Website and app data records:
=====
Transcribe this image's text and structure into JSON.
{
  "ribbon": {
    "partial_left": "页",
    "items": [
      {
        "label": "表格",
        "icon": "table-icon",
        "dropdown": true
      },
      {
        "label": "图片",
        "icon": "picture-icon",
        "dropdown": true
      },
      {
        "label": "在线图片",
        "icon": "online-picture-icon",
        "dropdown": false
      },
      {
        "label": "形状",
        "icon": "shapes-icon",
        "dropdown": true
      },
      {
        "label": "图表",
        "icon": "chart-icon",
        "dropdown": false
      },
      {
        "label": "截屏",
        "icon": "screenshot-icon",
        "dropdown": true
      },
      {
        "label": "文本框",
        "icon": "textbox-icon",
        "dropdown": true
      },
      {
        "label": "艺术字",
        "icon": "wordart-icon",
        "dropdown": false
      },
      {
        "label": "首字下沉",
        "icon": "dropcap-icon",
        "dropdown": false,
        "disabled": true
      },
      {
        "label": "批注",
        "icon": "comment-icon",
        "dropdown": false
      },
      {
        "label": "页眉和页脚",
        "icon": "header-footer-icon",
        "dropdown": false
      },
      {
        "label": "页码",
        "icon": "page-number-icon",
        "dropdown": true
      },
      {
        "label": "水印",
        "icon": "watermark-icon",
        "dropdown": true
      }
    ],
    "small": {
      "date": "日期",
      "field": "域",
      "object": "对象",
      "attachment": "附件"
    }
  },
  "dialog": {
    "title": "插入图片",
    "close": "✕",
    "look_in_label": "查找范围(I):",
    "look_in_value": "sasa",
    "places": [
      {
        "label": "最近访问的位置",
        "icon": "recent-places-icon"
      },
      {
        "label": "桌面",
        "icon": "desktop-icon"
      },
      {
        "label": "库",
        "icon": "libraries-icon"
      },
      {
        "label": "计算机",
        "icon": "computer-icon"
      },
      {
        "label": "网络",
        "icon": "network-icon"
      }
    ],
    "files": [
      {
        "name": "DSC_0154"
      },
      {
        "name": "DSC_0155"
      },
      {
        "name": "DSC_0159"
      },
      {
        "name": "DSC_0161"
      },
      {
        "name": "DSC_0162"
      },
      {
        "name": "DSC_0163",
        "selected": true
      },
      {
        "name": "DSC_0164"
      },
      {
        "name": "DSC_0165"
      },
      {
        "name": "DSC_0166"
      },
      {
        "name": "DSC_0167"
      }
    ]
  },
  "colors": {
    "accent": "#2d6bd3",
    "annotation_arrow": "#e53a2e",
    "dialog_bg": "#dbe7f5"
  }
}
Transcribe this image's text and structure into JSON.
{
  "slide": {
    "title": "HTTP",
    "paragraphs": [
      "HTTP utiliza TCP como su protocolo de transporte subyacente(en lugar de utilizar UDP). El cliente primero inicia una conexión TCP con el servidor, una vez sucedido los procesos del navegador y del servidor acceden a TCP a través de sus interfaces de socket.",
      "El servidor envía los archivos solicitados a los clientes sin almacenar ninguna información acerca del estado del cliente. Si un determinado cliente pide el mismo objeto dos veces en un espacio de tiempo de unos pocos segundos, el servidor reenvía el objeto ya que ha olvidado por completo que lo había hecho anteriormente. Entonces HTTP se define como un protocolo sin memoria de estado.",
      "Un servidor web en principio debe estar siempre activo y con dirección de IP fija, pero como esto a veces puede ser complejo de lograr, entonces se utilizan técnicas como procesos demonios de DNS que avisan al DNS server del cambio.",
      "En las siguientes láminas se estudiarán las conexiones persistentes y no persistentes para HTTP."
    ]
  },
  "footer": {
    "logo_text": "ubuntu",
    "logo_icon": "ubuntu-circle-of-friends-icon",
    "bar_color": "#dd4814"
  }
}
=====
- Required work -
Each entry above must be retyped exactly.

- Your response -
Transcribe this image's text and structure into JSON.
{
  "ribbon": {
    "partial_left": "页",
    "items": [
      {
        "label": "表格",
        "icon": "table-icon",
        "dropdown": true
      },
      {
        "label": "图片",
        "icon": "picture-icon",
        "dropdown": true
      },
      {
        "label": "在线图片",
        "icon": "online-picture-icon",
        "dropdown": false
      },
      {
        "label": "形状",
        "icon": "shapes-icon",
        "dropdown": true
      },
      {
        "label": "图表",
        "icon": "chart-icon",
        "dropdown": false
      },
      {
        "label": "截屏",
        "icon": "screenshot-icon",
        "dropdown": true
      },
      {
        "label": "文本框",
        "icon": "textbox-icon",
        "dropdown": true
      },
      {
        "label": "艺术字",
        "icon": "wordart-icon",
        "dropdown": false
      },
      {
        "label": "首字下沉",
        "icon": "dropcap-icon",
        "dropdown": false,
        "disabled": true
      },
      {
        "label": "批注",
        "icon": "comment-icon",
        "dropdown": false
      },
      {
        "label": "页眉和页脚",
        "icon": "header-footer-icon",
        "dropdown": false
      },
      {
        "label": "页码",
        "icon": "page-number-icon",
        "dropdown": true
      },
      {
        "label": "水印",
        "icon": "watermark-icon",
        "dropdown": true
      }
    ],
    "small": {
      "date": "日期",
      "field": "域",
      "object": "对象",
      "attachment": "附件"
    }
  },
  "dialog": {
    "title": "插入图片",
    "close": "✕",
    "look_in_label": "查找范围(I):",
    "look_in_value": "sasa",
    "places": [
      {
        "label": "最近访问的位置",
        "icon": "recent-places-icon"
      },
      {
        "label": "桌面",
        "icon": "desktop-icon"
      },
      {
        "label": "库",
        "icon": "libraries-icon"
      },
      {
        "label": "计算机",
        "icon": "computer-icon"
      },
      {
        "label": "网络",
        "icon": "network-icon"
      }
    ],
    "files": [
      {
        "name": "DSC_0154"
      },
      {
        "name": "DSC_0155"
      },
      {
        "name": "DSC_0159"
      },
      {
        "name": "DSC_0161"
      },
      {
        "name": "DSC_0162"
      },
      {
        "name": "DSC_0163",
        "selected": true
      },
      {
        "name": "DSC_0164"
      },
      {
        "name": "DSC_0165"
      },
      {
        "name": "DSC_0166"
      },
      {
        "name": "DSC_0167"
      }
    ]
  },
  "colors": {
    "accent": "#2d6bd3",
    "annotation_arrow": "#e53a2e",
    "dialog_bg": "#dbe7f5"
  }
}
Transcribe this image's text and structure into JSON.
{
  "slide": {
    "title": "HTTP",
    "paragraphs": [
      "HTTP utiliza TCP como su protocolo de transporte subyacente(en lugar de utilizar UDP). El cliente primero inicia una conexión TCP con el servidor, una vez sucedido los procesos del navegador y del servidor acceden a TCP a través de sus interfaces de socket.",
      "El servidor envía los archivos solicitados a los clientes sin almacenar ninguna información acerca del estado del cliente. Si un determinado cliente pide el mismo objeto dos veces en un espacio de tiempo de unos pocos segundos, el servidor reenvía el objeto ya que ha olvidado por completo que lo había hecho anteriormente. Entonces HTTP se define como un protocolo sin memoria de estado.",
      "Un servidor web en principio debe estar siempre activo y con dirección de IP fija, pero como esto a veces puede ser complejo de lograr, entonces se utilizan técnicas como procesos demonios de DNS que avisan al DNS server del cambio.",
      "En las siguientes láminas se estudiarán las conexiones persistentes y no persistentes para HTTP."
    ]
  },
  "footer": {
    "logo_text": "ubuntu",
    "logo_icon": "ubuntu-circle-of-friends-icon",
    "bar_color": "#dd4814"
  }
}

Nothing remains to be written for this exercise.